Finally, host con­tam­in­a­tion can be an issue with pro­tein arrays, although its pre­val­ence var­ies depend­ing on the host.


Pro­tein arrays are an excel­lent top-down approach to bio­mark­er dis­cov­ery. You are test­ing for thou­sands of inter­ac­tions in a single run (with very little sample mater­i­al.) Since you’re not lim­ited by hypo­thes­is, pro­tein microar­rays open the door to ground­break­ing dis­cov­er­ies in dir­ec­tions that you would oth­er­wise over­look

How engine Supports Cutting-Edge Science

At engine, we’re proud to sup­port research that changes lives. Our pro­tein arrays have already helped over 100 pub­lic­a­tions, and here is why:

E. coli Host

By using E. coli clones, we avoid unwanted post-trans­la­tion­al modi­fic­a­tions — com­pare that to insect cells, which are notori­ous for glyc­osylat­ing products. E. coli is also a cost-effect­ive and effi­cient host, per­fect for ensur­ing accur­ate fol­low-up exper­i­ments. Since we have empty vec­tor spots, your invest­ig­a­tion is not com­prom­ised even if the host is detec­ted. Although we mit­ig­ate unex­pec­ted changes to the pro­tein, we can still modi­fy your array using enzymes to provide the exact molecule set you need.

Easy Follow-Up

Exper­i­ment rep­lic­a­tion is a corner­stone of qual­ity research.
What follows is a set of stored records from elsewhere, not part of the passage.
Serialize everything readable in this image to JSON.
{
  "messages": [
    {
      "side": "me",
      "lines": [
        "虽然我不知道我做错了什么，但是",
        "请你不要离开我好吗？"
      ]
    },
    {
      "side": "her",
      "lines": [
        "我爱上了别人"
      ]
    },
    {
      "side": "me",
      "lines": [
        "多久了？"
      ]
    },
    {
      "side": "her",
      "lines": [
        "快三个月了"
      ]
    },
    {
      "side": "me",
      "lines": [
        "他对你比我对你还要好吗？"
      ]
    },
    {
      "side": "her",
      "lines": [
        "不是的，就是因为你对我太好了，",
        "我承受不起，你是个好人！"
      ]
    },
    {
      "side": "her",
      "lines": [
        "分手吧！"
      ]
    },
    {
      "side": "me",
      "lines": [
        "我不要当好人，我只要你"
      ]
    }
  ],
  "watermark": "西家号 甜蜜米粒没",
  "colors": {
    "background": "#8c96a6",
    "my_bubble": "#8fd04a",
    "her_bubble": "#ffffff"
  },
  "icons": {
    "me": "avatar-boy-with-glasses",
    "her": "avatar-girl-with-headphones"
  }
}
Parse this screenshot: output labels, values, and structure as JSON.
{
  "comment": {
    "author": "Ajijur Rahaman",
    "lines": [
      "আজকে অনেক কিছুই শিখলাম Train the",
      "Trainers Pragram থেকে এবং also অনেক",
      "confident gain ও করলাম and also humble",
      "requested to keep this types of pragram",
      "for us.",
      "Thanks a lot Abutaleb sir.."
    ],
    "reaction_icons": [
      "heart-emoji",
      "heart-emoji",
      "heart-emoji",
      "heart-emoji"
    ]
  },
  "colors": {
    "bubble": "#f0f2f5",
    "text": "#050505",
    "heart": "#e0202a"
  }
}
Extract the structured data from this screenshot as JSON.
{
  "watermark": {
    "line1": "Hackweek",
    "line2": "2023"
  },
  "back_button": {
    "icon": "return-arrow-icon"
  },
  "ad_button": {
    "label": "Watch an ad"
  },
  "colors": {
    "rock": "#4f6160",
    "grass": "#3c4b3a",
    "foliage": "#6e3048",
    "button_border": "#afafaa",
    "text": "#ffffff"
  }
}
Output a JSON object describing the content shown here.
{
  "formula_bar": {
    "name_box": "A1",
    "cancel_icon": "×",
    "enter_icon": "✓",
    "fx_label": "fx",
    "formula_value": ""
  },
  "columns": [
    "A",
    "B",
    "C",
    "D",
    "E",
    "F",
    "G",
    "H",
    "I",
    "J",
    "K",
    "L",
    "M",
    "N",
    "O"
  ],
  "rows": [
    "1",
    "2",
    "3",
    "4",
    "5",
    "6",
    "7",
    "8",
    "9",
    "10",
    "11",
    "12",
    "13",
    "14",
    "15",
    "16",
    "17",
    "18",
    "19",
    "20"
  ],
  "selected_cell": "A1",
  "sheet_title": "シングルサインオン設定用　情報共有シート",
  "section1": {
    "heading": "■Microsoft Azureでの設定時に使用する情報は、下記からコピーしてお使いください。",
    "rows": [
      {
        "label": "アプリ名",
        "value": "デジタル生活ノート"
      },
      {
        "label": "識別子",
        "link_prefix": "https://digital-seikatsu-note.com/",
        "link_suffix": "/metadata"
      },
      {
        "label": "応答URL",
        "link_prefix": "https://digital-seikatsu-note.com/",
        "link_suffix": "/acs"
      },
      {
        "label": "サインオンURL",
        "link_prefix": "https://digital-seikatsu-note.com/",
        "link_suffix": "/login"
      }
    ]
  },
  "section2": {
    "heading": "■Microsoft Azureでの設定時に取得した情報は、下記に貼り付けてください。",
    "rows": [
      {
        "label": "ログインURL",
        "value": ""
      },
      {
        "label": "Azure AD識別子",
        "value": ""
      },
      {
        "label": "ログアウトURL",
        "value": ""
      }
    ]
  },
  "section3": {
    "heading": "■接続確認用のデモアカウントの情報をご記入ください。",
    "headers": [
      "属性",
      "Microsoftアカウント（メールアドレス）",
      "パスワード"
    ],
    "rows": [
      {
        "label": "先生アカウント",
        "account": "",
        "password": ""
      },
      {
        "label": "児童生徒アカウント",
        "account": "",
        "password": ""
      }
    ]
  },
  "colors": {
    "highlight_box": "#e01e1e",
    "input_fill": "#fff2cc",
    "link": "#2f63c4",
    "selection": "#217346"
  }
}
Since we give you com­plete inform­a­tion and access to the clones them­selves, fol­low-up exper­i­ments are more straight­for­ward and much more accur­ate.

Largest Neoantigen Library

We know that innov­a­tion often comes from the most unex­pec­ted sources. Thus, we don’t lim­it ourselves to known pro­teins. In fact, 41.8% of the spots in our hEXse­lect array are neoanti­gens and frameshift pep­tides, mak­ing it invalu­able when research­ing dis­eases like Huntington’s.

No Selection Bias

In con­di­tions where the cause-to-dis­ease path­way is com­plex and poorly under­stood, hypo­thes­is bias can ser­i­ously hinder dis­cov­ery. Our arrays include many human anti­gens, from full-length pro­tein to pep­tides, neoanti­gens, and frameshifts. You can test for 10,000 dif­fer­ent inter­ac­tions in a single run, sig­ni­fic­antly increas­ing your chance of dis­cov­ery.

Final Thoughts

Microar­rays have revo­lu­tion­ized the world of med­ic­al research by intro­du­cing a reli­able, high-through­put meth­od­o­logy. Dif­fer­ent arrays come with unique bene­fits and down­sides for spe­cif­ic exper­i­ments. At engine, we emphas­ize well-estab­lished, robust tech­no­logy for a hol­ist­ic view of your research prob­lem. Our com­pre­hens­ive microar­rays return pre­cise res­ults, help you avoid hypo­thes­is bias, and sup­port you through­out bio­mark­er study, val­id­a­tion, and fol­low-up exper­i­ments. How can we sup­port your next dis­cov­ery? Reach out today to learn more!

  • Breitling, F., Nes­ter­ov, A., Stadler, V., Fel­gen­hauer, T., & Bis­choff, F. R. (2009). High-dens­ity pep­tide arrays. Molecu­lar BioSys­tems, 5(3), 224.
  • Cut­ler, P. (2003). Pro­tein arrays: The cur­rent state-of-the-art. PROTEOMICS, 3(1), 3–18.
  • Dav­ies, J. E., & Rubin­sztein, D. C. (2006). Poly­alan­ine and poly­s­er­ine frameshift products in Huntington’s dis­ease. Journ­al of Med­ic­al Genet­ics, 43(11), 893–896.
  • Katz, C., Levy-Beladev, L., Rotem-Bam­ber­ger, S., Rito, T., Rüdi­ger, S. G. D., & Friedler, A. (2011). Study­ing protein–protein inter­ac­tions using pep­tide arrays. Chem­ic­al Soci­ety Reviews, 40(5), 2131.
  • Pawson, T., Raina, M., & Nash, P. (2002). Inter­ac­tion domains: from simple bind­ing events to com­plex cel­lu­lar beha­vi­or. FEBS Let­ters, 513(1), 2–10.–6

Email Us